is a refinement of everything that has made Xiu Xiu one of the most fascinating projects of the 21st Century, without sacrificing the raw passion that underlied their appeal in the first place. The record was conceived as an album of duets, performed between Jamie and a host of outside musicians and multi-disciplinarians, that often wouldn’t look like out of place as a prospective indie festival line-up. Friday on the mainstage: Sharon von Etten, Deerhoof, Chelsea Wolfe, Drab Majesty, Grouper...
Casting this wide a net comes with the inherent risk of tonal inconsistency and, coupled with a runtime nearly ten minutes longer than any other record of (almost entirely) original Xiu Xiu compositions, could’ve set up for a project dotted with filler; a hesitancy to cut the work of artists explicitly solicited for collaboration. That is not the way things have worked out. Each piece adds another refracted shade to the spinning kaleidoscope of warmth and gloom.
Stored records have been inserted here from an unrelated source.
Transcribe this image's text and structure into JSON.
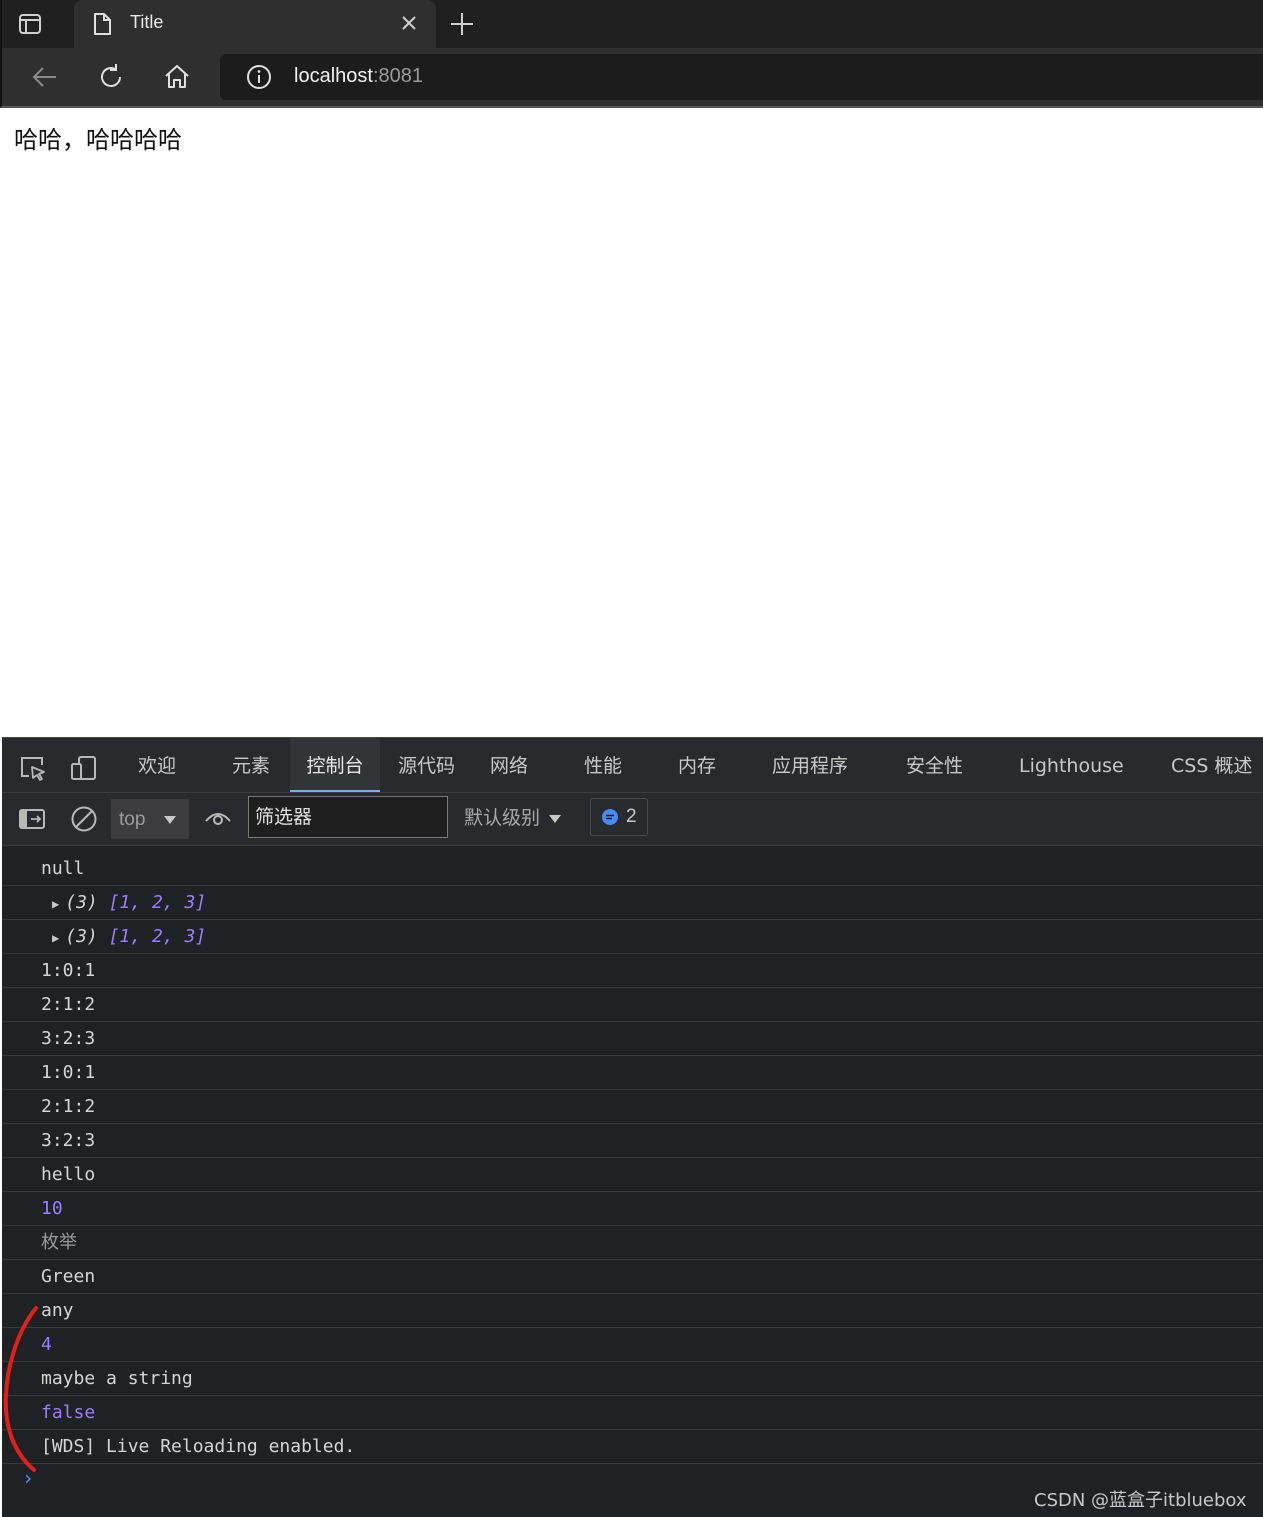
{
  "browser": {
    "tab_title": "Title",
    "url_host": "localhost",
    "url_port": ":8081"
  },
  "page": {
    "text": "哈哈，哈哈哈哈"
  },
  "devtools": {
    "tabs": [
      {
        "label": "欢迎"
      },
      {
        "label": "元素"
      },
      {
        "label": "控制台"
      },
      {
        "label": "源代码"
      },
      {
        "label": "网络"
      },
      {
        "label": "性能"
      },
      {
        "label": "内存"
      },
      {
        "label": "应用程序"
      },
      {
        "label": "安全性"
      },
      {
        "label": "Lighthouse"
      },
      {
        "label": "CSS 概述"
      }
    ],
    "active_tab": "控制台",
    "context": "top",
    "filter_placeholder": "筛选器",
    "levels_label": "默认级别",
    "issues_count": "2",
    "console": [
      {
        "text": "null",
        "kind": "plain"
      },
      {
        "prefix": "(3) ",
        "values": "[1, 2, 3]",
        "kind": "array"
      },
      {
        "prefix": "(3) ",
        "values": "[1, 2, 3]",
        "kind": "array"
      },
      {
        "text": "1:0:1",
        "kind": "plain"
      },
      {
        "text": "2:1:2",
        "kind": "plain"
      },
      {
        "text": "3:2:3",
        "kind": "plain"
      },
      {
        "text": "1:0:1",
        "kind": "plain"
      },
      {
        "text": "2:1:2",
        "kind": "plain"
      },
      {
        "text": "3:2:3",
        "kind": "plain"
      },
      {
        "text": "hello",
        "kind": "plain"
      },
      {
        "text": "10",
        "kind": "number"
      },
      {
        "text": "枚举",
        "kind": "gray"
      },
      {
        "text": "Green",
        "kind": "plain"
      },
      {
        "text": "any",
        "kind": "plain"
      },
      {
        "text": "4",
        "kind": "number"
      },
      {
        "text": "maybe a string",
        "kind": "plain"
      },
      {
        "text": "false",
        "kind": "number"
      },
      {
        "text": "[WDS] Live Reloading enabled.",
        "kind": "plain"
      }
    ],
    "prompt": "›"
  },
  "watermark": "CSDN @蓝盒子itbluebox",
  "colors": {
    "active_tab_underline": "#7cacf8",
    "number_value": "#9a7dff",
    "annotation_red": "#e0201b"
  }
}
On early highlight “The Grifters,” Haley Fohr of Circuit des Yeux matches Jamie’s trademark pseudo-operatic histrionics beat for beat across as soaring a refrain as any in Xiu Xiu’s back catalog. “It Bothers Me All the Time,” with Shearwater’s Jonathan Meiburg, intrudes on its eerie borderline-drone pulse with interruptions of skittering noise. The pitched shrieks mimic the rats and dung beetles offered as favorable comparisons to a degraded “You” in the song’s verse. Liz Harris joins for lead single and proper closer “A Bottle of Rum,” unabashedly triumphant in both its melodies and lyrics that recast the album’s waves of lashing trauma, whether into the bottom of a bottle or an unashamed race towards something new. Things change. The present won’t stay, and in the middle of catastrophe, that must be good news. “Tonite and today,” Liz sings, pulling the title of Xiu Xiu debut Knife Play
’s closer, pulling it away from that record’s contextual proximity to the very real tragic death of Jamie’s father, pulling it into something new. Good? Bad? Who the f
uck knows. Why ask?
Endings are arbitrary. That’s always felt a guiding light through the winding road of Xiu Xiu’s discography. Jamie and Angela have engaged with trauma, stared it in the face for what it is, but the point has never been to wallow. It is the necessary life project of the pessimist to find a reason for optimism, and for as many of their previous records touch greatness in that pursuit, none have realized it quite so potently as OH NO
. “Goodbye for Good,” with frequent collaborator Greg Saunier, builds from a synth drone and rhythmless percussion through a slowly mutating noise field, conjuring cracking jaws, disgusted plants, and the bag of suicide pills under the water heater when the ecosystem collapses. But the song keeps going. Are the repeated chants of the title from a person’s dying farewell to the flowers, or the flowers bidding adieu to their oppressors, ready to take back the ruins?